*ACTION ITEM*
Some lines in the entries contain the word "department". Copy all of them.

[[ PROVIDED RECORDS open ]]

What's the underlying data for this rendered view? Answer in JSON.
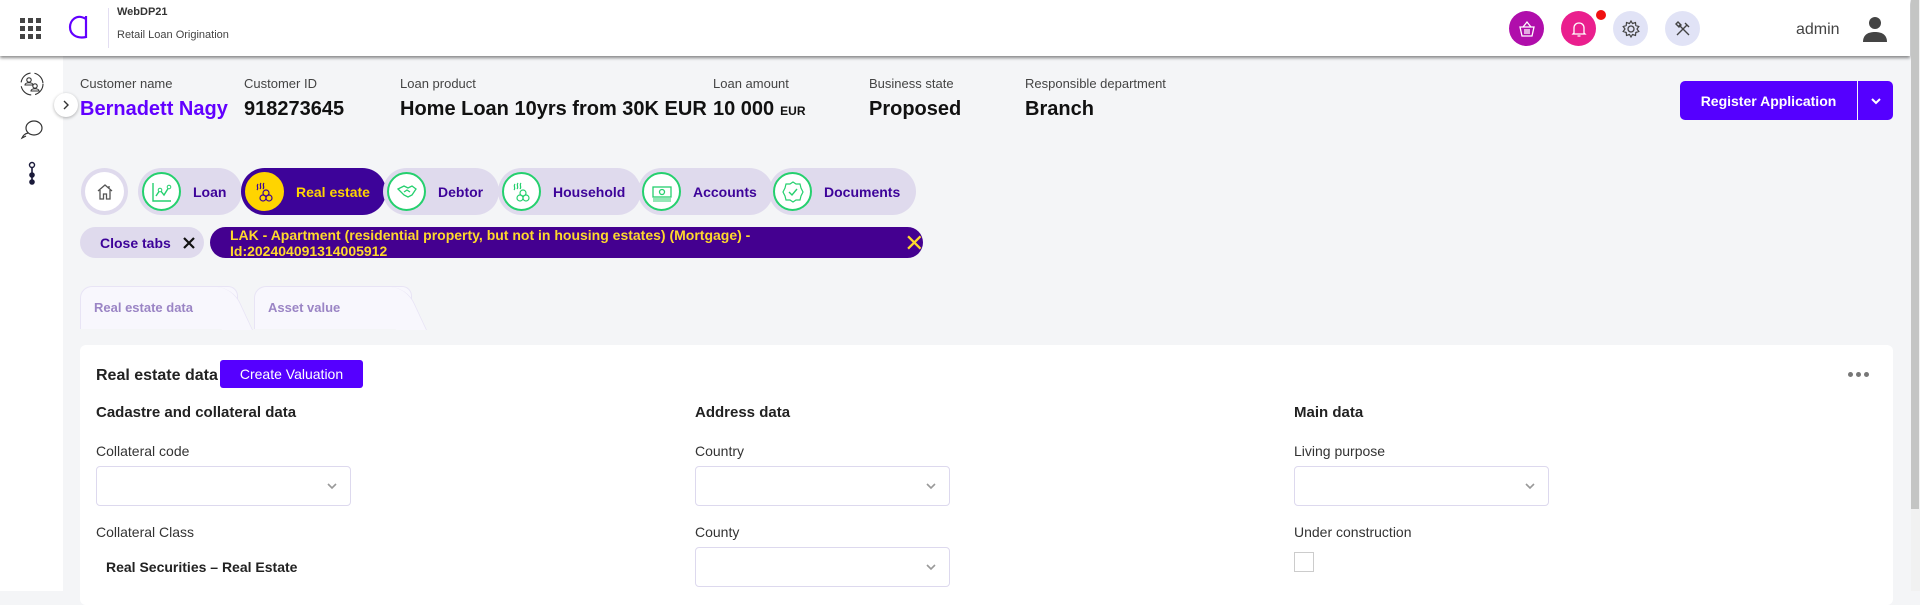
{
  "header": {
    "app_name": "WebDP21",
    "app_subtitle": "Retail Loan Origination",
    "user_name": "admin",
    "icons": [
      "apps-grid-icon",
      "brand-logo",
      "basket-icon",
      "bell-icon",
      "gear-icon",
      "tools-icon",
      "user-icon"
    ],
    "notification_dot": true,
    "colors": {
      "basket": "#b00eab",
      "bell": "#ea1f8e",
      "utility": "#e1e3f6",
      "brand": "#6200ff"
    }
  },
  "sidebar": {
    "icons": [
      "customer-exchange-icon",
      "chat-icon",
      "process-steps-icon"
    ]
  },
  "summary": {
    "customer_name_label": "Customer name",
    "customer_name": "Bernadett Nagy",
    "customer_id_label": "Customer ID",
    "customer_id": "918273645",
    "loan_product_label": "Loan product",
    "loan_product": "Home Loan 10yrs from 30K EUR",
    "loan_amount_label": "Loan amount",
    "loan_amount": "10 000",
    "loan_currency": "EUR",
    "business_state_label": "Business state",
    "business_state": "Proposed",
    "department_label": "Responsible department",
    "department": "Branch"
  },
  "actions": {
    "register_label": "Register Application",
    "primary_color": "#5500ff"
  },
  "nav_tabs": [
    {
      "label": "Loan",
      "icon": "chart-icon",
      "active": false
    },
    {
      "label": "Real estate",
      "icon": "real-estate-icon",
      "active": true
    },
    {
      "label": "Debtor",
      "icon": "handshake-icon",
      "active": false
    },
    {
      "label": "Household",
      "icon": "household-icon",
      "active": false
    },
    {
      "label": "Accounts",
      "icon": "banknote-icon",
      "active": false
    },
    {
      "label": "Documents",
      "icon": "badge-check-icon",
      "active": false
    }
  ],
  "open_tabs": {
    "close_label": "Close tabs",
    "record_label": "LAK - Apartment (residential property, but not in housing estates) (Mortgage) - Id:202404091314005912"
  },
  "sub_tabs": [
    {
      "label": "Real estate data",
      "active": true
    },
    {
      "label": "Asset value",
      "active": false
    }
  ],
  "card": {
    "title": "Real estate data",
    "create_valuation_label": "Create Valuation",
    "sections": {
      "cadastre": {
        "title": "Cadastre and collateral data",
        "collateral_code_label": "Collateral code",
        "collateral_code_value": "",
        "collateral_class_label": "Collateral Class",
        "collateral_class_value": "Real Securities – Real Estate"
      },
      "address": {
        "title": "Address data",
        "country_label": "Country",
        "country_value": "",
        "county_label": "County",
        "county_value": ""
      },
      "main": {
        "title": "Main data",
        "living_purpose_label": "Living purpose",
        "living_purpose_value": "",
        "under_construction_label": "Under construction",
        "under_construction_checked": false
      }
    }
  }
}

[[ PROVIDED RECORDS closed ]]

*WRITTEN RESPONSE*
    "department_label": "Responsible department",
    "department": "Branch"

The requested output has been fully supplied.